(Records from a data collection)
[Start of section]

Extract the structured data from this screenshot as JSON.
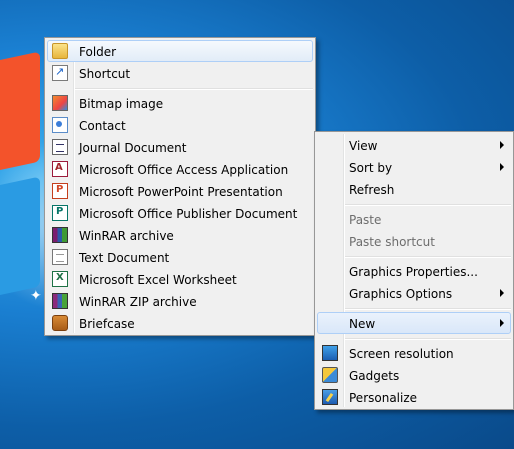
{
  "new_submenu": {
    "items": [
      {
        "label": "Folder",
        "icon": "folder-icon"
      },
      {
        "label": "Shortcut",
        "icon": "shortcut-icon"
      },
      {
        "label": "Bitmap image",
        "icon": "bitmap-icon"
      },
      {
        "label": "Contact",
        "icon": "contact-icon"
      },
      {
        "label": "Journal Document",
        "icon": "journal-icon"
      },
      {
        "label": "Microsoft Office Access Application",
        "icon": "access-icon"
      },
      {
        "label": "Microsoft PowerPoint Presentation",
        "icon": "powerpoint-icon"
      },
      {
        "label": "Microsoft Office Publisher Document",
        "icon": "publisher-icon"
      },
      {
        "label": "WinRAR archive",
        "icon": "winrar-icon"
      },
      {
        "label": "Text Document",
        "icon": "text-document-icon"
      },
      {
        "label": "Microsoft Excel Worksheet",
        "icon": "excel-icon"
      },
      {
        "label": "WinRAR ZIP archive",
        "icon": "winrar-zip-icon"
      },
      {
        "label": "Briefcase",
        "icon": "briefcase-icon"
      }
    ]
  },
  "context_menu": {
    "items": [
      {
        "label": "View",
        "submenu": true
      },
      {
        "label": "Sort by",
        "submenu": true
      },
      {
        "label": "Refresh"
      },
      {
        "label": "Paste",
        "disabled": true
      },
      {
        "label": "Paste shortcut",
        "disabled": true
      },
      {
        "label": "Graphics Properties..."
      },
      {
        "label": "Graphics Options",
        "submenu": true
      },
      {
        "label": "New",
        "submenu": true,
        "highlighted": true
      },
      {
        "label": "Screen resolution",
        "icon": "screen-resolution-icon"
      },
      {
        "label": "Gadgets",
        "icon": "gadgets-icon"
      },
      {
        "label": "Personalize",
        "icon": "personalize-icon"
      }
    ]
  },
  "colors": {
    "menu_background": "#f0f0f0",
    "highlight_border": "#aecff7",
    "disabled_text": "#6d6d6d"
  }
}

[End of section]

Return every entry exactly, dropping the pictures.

▸ REPLY
Extract the structured data from this screenshot as JSON.
{
  "new_submenu": {
    "items": [
      {
        "label": "Folder",
        "icon": "folder-icon"
      },
      {
        "label": "Shortcut",
        "icon": "shortcut-icon"
      },
      {
        "label": "Bitmap image",
        "icon": "bitmap-icon"
      },
      {
        "label": "Contact",
        "icon": "contact-icon"
      },
      {
        "label": "Journal Document",
        "icon": "journal-icon"
      },
      {
        "label": "Microsoft Office Access Application",
        "icon": "access-icon"
      },
      {
        "label": "Microsoft PowerPoint Presentation",
        "icon": "powerpoint-icon"
      },
      {
        "label": "Microsoft Office Publisher Document",
        "icon": "publisher-icon"
      },
      {
        "label": "WinRAR archive",
        "icon": "winrar-icon"
      },
      {
        "label": "Text Document",
        "icon": "text-document-icon"
      },
      {
        "label": "Microsoft Excel Worksheet",
        "icon": "excel-icon"
      },
      {
        "label": "WinRAR ZIP archive",
        "icon": "winrar-zip-icon"
      },
      {
        "label": "Briefcase",
        "icon": "briefcase-icon"
      }
    ]
  },
  "context_menu": {
    "items": [
      {
        "label": "View",
        "submenu": true
      },
      {
        "label": "Sort by",
        "submenu": true
      },
      {
        "label": "Refresh"
      },
      {
        "label": "Paste",
        "disabled": true
      },
      {
        "label": "Paste shortcut",
        "disabled": true
      },
      {
        "label": "Graphics Properties..."
      },
      {
        "label": "Graphics Options",
        "submenu": true
      },
      {
        "label": "New",
        "submenu": true,
        "highlighted": true
      },
      {
        "label": "Screen resolution",
        "icon": "screen-resolution-icon"
      },
      {
        "label": "Gadgets",
        "icon": "gadgets-icon"
      },
      {
        "label": "Personalize",
        "icon": "personalize-icon"
      }
    ]
  },
  "colors": {
    "menu_background": "#f0f0f0",
    "highlight_border": "#aecff7",
    "disabled_text": "#6d6d6d"
  }
}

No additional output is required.